A sore tongue can be caused by dehydration, fever and dry mouth, while a sore mouth can be the result of burning mouth syndrome, explains MedicineNet. Sometimes referred pain causes a sore mouth. When this occurs, a problem with the jaw or teeth manifests as mouth pain.
Treatment for sores, particularly canker sores found on the tongue's surface, involve taking over-the-counter medications, applying topical medications and using a prescription mouth rinse. As of 2015, a cure for canker sores remains unknown, states WebMD.
Swirling warm salt water around in the mouth treats canker sores on the tongue, according to Dr. Harold Katz. Another treatment consists of mixing milk of magnesia with hydrogen peroxide in a one-to-one ratio and applying this mixture to the ulcer three times daily.
The most common causes of tongue soreness are minor irritations or infections, according to MedlinePlus. Biting or injuring the tongue can lead to the development of painful sores. While multiple infections heal on their own, medicine might be prescribed for certain mouth ulcers and other sores.
Some treatments for mouth sores include avoiding hot, spicy, salty and sugary foods, alcohol and tobacco, gargling with salt water, eating ice cubes and taking pain medicine, such as acetaminophen, according to Healthline. Usually mouth sores disappear between 10 and 14 days, but some last as long a
Whether medicinal treatments exist for a sore tongue depends on the cause of the symptom, according to Healthline. Mouth rinses containing the steroid dexamethasone or the antibiotic tetracycline reduce pain and inflammation caused by canker sores on the tongue, according to Mayo Clinic. Anbesol and
Causes of tongue sores include mouth ulcers, smoking, certain medications and certain medical conditions, states WebMD. Inflammation, viral infection (especially in children) and nerve irritation can also result in the problem. Injury and trauma can cause sores on the tongue as well, notes Healthgra
Studies suggest that several combined factors cause mouth sores, according to Mayo Clinic. Injuries to the mouth, stress, not getting enough nutrients and food sensitivities are all common causes.
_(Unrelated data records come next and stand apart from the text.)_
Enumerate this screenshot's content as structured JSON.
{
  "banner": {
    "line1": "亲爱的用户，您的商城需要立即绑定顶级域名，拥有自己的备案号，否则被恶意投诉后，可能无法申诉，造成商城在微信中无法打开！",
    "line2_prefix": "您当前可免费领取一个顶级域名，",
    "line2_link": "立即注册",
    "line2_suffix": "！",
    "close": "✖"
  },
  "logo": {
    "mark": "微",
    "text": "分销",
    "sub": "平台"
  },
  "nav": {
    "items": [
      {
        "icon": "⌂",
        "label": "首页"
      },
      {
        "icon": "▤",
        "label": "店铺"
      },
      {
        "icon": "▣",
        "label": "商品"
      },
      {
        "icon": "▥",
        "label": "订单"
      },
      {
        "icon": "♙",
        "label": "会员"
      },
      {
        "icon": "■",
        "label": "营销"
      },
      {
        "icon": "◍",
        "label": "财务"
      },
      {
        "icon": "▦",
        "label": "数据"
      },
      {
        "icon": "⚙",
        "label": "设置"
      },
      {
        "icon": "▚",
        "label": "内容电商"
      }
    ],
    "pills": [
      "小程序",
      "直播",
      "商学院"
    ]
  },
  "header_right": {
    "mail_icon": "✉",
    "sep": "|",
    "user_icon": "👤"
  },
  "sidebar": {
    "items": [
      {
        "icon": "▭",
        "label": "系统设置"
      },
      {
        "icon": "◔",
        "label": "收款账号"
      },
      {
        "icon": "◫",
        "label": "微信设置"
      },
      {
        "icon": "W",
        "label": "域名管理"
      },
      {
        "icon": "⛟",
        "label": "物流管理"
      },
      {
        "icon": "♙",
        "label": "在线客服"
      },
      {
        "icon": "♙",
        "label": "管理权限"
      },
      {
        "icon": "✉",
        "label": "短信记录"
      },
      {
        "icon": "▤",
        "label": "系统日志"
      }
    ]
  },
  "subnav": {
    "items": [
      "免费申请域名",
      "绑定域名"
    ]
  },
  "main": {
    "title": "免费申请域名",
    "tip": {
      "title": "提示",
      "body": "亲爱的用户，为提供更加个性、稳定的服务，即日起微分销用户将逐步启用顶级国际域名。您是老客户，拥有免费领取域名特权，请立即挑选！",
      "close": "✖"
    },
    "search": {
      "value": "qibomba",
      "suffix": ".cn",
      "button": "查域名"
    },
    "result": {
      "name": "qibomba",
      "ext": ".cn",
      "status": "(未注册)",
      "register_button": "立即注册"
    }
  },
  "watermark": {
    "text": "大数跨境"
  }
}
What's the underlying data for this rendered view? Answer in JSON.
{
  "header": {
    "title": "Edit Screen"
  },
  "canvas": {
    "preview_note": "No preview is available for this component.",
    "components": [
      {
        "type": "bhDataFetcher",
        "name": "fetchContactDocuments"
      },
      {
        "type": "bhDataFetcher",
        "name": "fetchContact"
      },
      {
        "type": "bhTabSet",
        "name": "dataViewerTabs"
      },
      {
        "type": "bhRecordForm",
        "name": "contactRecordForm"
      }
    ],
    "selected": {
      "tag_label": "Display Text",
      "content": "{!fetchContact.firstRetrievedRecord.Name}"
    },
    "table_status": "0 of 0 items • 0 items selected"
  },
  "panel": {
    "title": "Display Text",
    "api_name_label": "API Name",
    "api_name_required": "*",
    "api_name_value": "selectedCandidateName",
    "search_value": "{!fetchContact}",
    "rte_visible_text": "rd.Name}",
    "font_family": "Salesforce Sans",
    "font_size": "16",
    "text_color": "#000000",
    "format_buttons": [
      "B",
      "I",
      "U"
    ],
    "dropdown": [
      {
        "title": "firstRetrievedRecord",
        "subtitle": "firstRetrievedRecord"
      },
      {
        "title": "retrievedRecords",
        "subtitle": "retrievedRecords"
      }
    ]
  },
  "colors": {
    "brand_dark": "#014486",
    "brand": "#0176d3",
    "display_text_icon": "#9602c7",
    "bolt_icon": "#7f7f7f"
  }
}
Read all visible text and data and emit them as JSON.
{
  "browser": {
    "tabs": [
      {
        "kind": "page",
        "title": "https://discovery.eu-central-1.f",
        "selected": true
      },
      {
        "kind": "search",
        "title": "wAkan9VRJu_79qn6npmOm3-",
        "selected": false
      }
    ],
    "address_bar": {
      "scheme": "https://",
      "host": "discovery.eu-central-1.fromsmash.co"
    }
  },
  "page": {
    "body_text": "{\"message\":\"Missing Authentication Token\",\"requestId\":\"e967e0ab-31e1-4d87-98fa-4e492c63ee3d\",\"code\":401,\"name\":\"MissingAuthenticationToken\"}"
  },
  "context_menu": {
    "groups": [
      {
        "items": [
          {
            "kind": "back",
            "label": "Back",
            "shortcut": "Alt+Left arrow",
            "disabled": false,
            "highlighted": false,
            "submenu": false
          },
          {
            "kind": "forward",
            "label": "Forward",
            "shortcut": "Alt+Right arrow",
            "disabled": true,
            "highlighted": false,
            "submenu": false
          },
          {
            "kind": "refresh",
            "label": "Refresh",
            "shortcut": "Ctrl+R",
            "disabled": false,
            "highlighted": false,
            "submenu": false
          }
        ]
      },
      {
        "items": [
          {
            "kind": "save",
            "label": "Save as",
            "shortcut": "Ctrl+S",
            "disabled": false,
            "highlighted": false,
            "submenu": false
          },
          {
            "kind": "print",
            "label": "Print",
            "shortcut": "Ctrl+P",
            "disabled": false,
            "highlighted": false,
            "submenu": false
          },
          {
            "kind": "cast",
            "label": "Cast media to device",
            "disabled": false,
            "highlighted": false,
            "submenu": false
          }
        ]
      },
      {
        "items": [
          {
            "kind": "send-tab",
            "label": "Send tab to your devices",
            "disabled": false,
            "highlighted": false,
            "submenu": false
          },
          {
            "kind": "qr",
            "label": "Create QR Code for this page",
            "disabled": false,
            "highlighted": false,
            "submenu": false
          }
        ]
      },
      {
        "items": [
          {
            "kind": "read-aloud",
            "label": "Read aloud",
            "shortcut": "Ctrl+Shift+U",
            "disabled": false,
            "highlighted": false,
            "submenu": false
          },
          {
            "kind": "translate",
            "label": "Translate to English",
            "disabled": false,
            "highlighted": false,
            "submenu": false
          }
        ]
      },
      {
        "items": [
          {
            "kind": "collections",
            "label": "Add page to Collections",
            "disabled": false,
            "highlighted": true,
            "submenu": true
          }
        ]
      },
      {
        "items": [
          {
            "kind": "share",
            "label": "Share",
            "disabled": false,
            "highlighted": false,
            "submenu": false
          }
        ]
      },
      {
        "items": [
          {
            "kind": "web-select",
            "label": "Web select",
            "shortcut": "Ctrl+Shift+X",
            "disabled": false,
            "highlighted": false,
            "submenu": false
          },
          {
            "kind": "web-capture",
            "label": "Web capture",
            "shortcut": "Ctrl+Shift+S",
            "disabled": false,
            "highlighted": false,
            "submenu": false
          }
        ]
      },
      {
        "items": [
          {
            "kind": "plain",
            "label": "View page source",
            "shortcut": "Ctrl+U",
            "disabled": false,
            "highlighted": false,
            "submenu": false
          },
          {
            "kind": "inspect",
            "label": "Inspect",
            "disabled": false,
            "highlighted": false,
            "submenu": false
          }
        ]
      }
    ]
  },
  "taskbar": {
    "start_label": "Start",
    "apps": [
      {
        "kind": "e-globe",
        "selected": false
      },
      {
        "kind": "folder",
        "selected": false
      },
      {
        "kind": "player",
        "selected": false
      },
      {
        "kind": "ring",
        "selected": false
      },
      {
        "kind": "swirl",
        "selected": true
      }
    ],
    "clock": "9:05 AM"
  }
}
Avoid biting your tongue or grinding your teeth, quit smoking and avoid stressful situations to prevent tongue sores, advises WebMD. Many tongue sores are a result of trauma to the tongue that can occur accidentally when biting it during meals, irritating it when grinding teeth or burning it.
Common treatments for cold sores in the mouth include taking over-the-counter painkillers such as acetaminophen and ibuprofen to manage pain, rinsing with a mouth rinse containing baking soda and using products like Orajel and Anbesol to numb pain in the mouth, notes WebMD. These treatments are used